Provided data:
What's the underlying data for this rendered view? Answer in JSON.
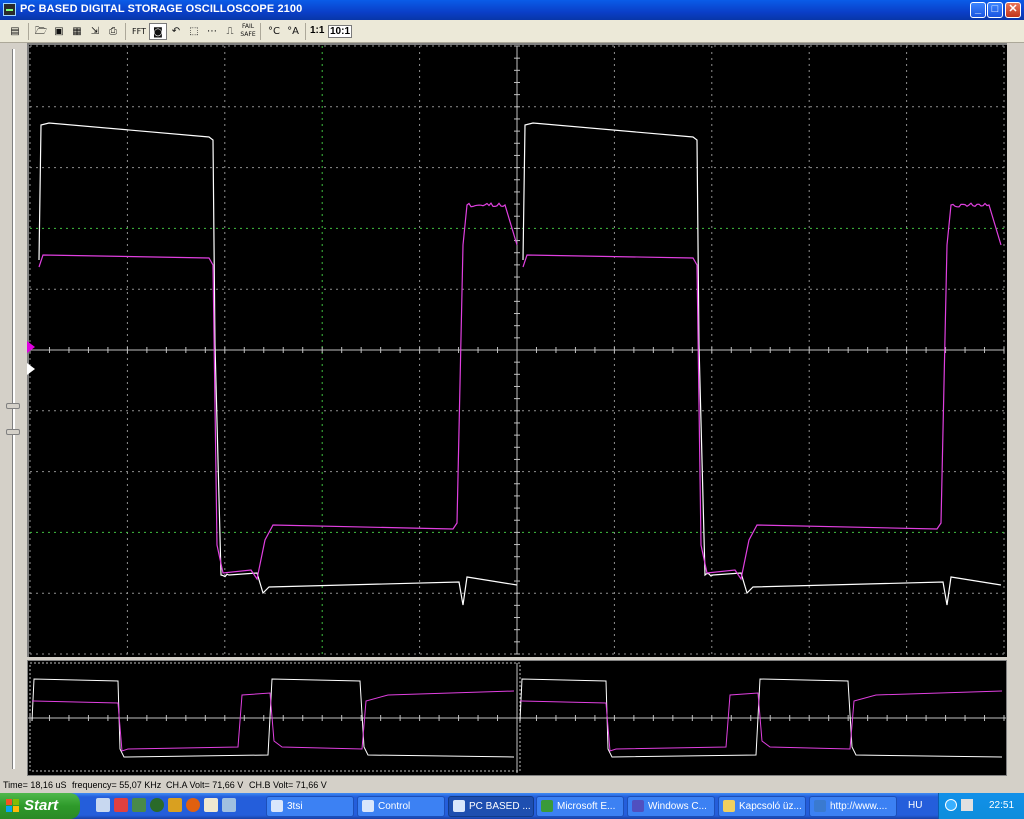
{
  "window": {
    "title": "PC BASED DIGITAL STORAGE OSCILLOSCOPE 2100",
    "minimize": "_",
    "maximize": "□",
    "close": "✕"
  },
  "toolbar": {
    "icons": [
      "scope-icon",
      "open-folder-icon",
      "save-icon",
      "display-icon",
      "export-icon",
      "print-icon",
      "fft-icon",
      "screen-icon",
      "undo-icon",
      "cursor-box-icon",
      "hline-icon",
      "waveform-icon",
      "fail-safe-icon",
      "temp-c-icon",
      "temp-a-icon"
    ],
    "fft_label": "FFT",
    "fail_safe_label": "FAIL SAFE",
    "ratio_1": "1:1",
    "ratio_10": "10:1"
  },
  "status": {
    "time": "Time= 18,16 uS",
    "frequency": "frequency= 55,07 KHz",
    "cha_volt": "CH.A Volt= 71,66 V",
    "chb_volt": "CH.B Volt= 71,66 V"
  },
  "colors": {
    "channel_a": "#e040e0",
    "channel_b": "#ffffff",
    "grid": "#909090",
    "grid_accent": "#40c040",
    "background": "#000000"
  },
  "taskbar": {
    "start_label": "Start",
    "tasks": [
      {
        "label": "3tsi",
        "active": false
      },
      {
        "label": "Control",
        "active": false
      },
      {
        "label": "PC BASED ...",
        "active": true
      },
      {
        "label": "Microsoft E...",
        "active": false
      },
      {
        "label": "Windows C...",
        "active": false
      },
      {
        "label": "Kapcsoló üz...",
        "active": false
      },
      {
        "label": "http://www....",
        "active": false
      }
    ],
    "language": "HU",
    "clock": "22:51"
  }
}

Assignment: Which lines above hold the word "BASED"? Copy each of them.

Solved problem:
    "title": "PC BASED DIGITAL STORAGE OSCILLOSCOPE 2100",
        "label": "PC BASED ...",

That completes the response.